Sand Beach Bayou flows into Bayou Pierre in Natchitoches and then into the Red River, the area’s main water supply.
NBC6/FOX33 was contacted just before 11 today about the situation, and our crew arrived on the scene just after noon to find Eric Hatfield, constable for that area, Jeremy Salter and his 12-year-old son, Zack, who say they reported the broken line last Wednesday.
That was the day Salter took Zack fishing at Sand Beach Bayou, but not for long after Zack came and got him after seeing raw sewage gushing into the bayou.
Zack, who was fishing a few yards downstream from his dad, knew something wasn’t quite right.
“I saw this and I smelled it and I didn’t really know what it was,” Zack said, adding “I figured I should go tell (my dad) because I knew it wasn’t here before. I knew it wasn’t natural.”
The Salters often go there to fish, but hadn’t been there in a few weeks. Until Wednesday.
Salter said as soon as his son called him over, and he saw the situation, he and Zack immediately went home to call Shreveport’s Water and Sewer Department.
The person who answered, Salter said, told him his concern would be “put on a list.”
The Salters called Hatfield this morning, after going back to check on the City’s progress and saw that sewage not only was still gushing, but had eroded surrounding land.
Hatfield went to the site, and then called the Shreveport’s Water and Sewer’s emergency number, which, Ben Riggs, director of communication for the City of Shreveport, said Hatfield’s call today was the first the City had received about the broken sewage supply line. He added the City responded to the site 45 minutes after they received the call.

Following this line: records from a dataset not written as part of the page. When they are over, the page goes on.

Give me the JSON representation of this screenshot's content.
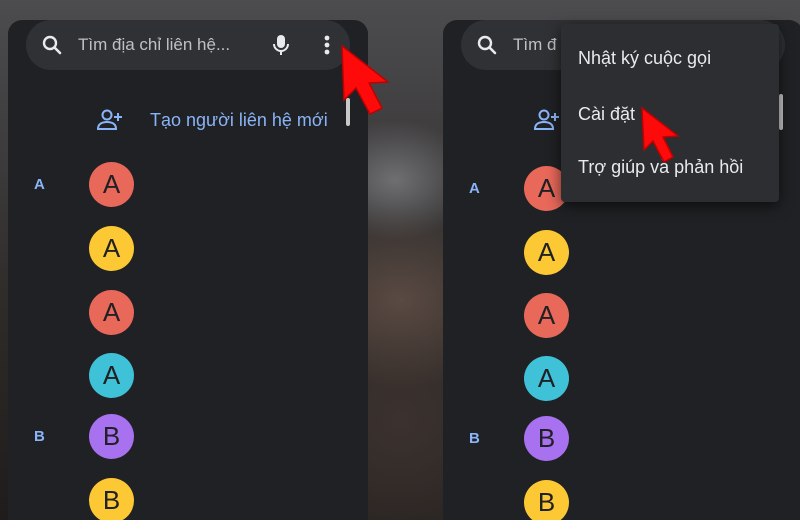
{
  "search": {
    "placeholder_left": "Tìm địa chỉ liên hệ...",
    "placeholder_right": "Tìm đ"
  },
  "create_contact": {
    "label": "Tạo người liên hệ mới"
  },
  "sections": [
    {
      "letter": "A",
      "avatars": [
        {
          "letter": "A",
          "color": "#e8685a"
        },
        {
          "letter": "A",
          "color": "#fcc934"
        },
        {
          "letter": "A",
          "color": "#e8685a"
        },
        {
          "letter": "A",
          "color": "#3fc1d8"
        }
      ]
    },
    {
      "letter": "B",
      "avatars": [
        {
          "letter": "B",
          "color": "#a771ef"
        },
        {
          "letter": "B",
          "color": "#fcc934"
        }
      ]
    }
  ],
  "overflow_menu": {
    "items": [
      {
        "label": "Nhật ký cuộc gọi"
      },
      {
        "label": "Cài đặt"
      },
      {
        "label": "Trợ giúp và phản hồi"
      }
    ]
  },
  "icons": {
    "search": "search-icon",
    "mic": "mic-icon",
    "more": "more-vert-icon",
    "add_person": "person-add-icon",
    "pointer": "red-arrow-cursor-icon"
  },
  "colors": {
    "accent": "#8ab4f8",
    "background": "#202124",
    "searchbar": "#303134",
    "cursor": "#ff0a0a"
  }
}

In addition to what he believes to be a public health concern that could adversely affect surrounding neighborhoods, Hatfield said the sewage is “contaminating the water where the fish are…deer, hogs, there’s all kinds of wildlife around here. This is their water supply. They drink out of it.”
This afternoon, the NBC6/FOX33 crew returned to the area around 6 p.m., and were at the scene when construction crews arrived to begin excavation of the eroded area to find the breach in the supply line.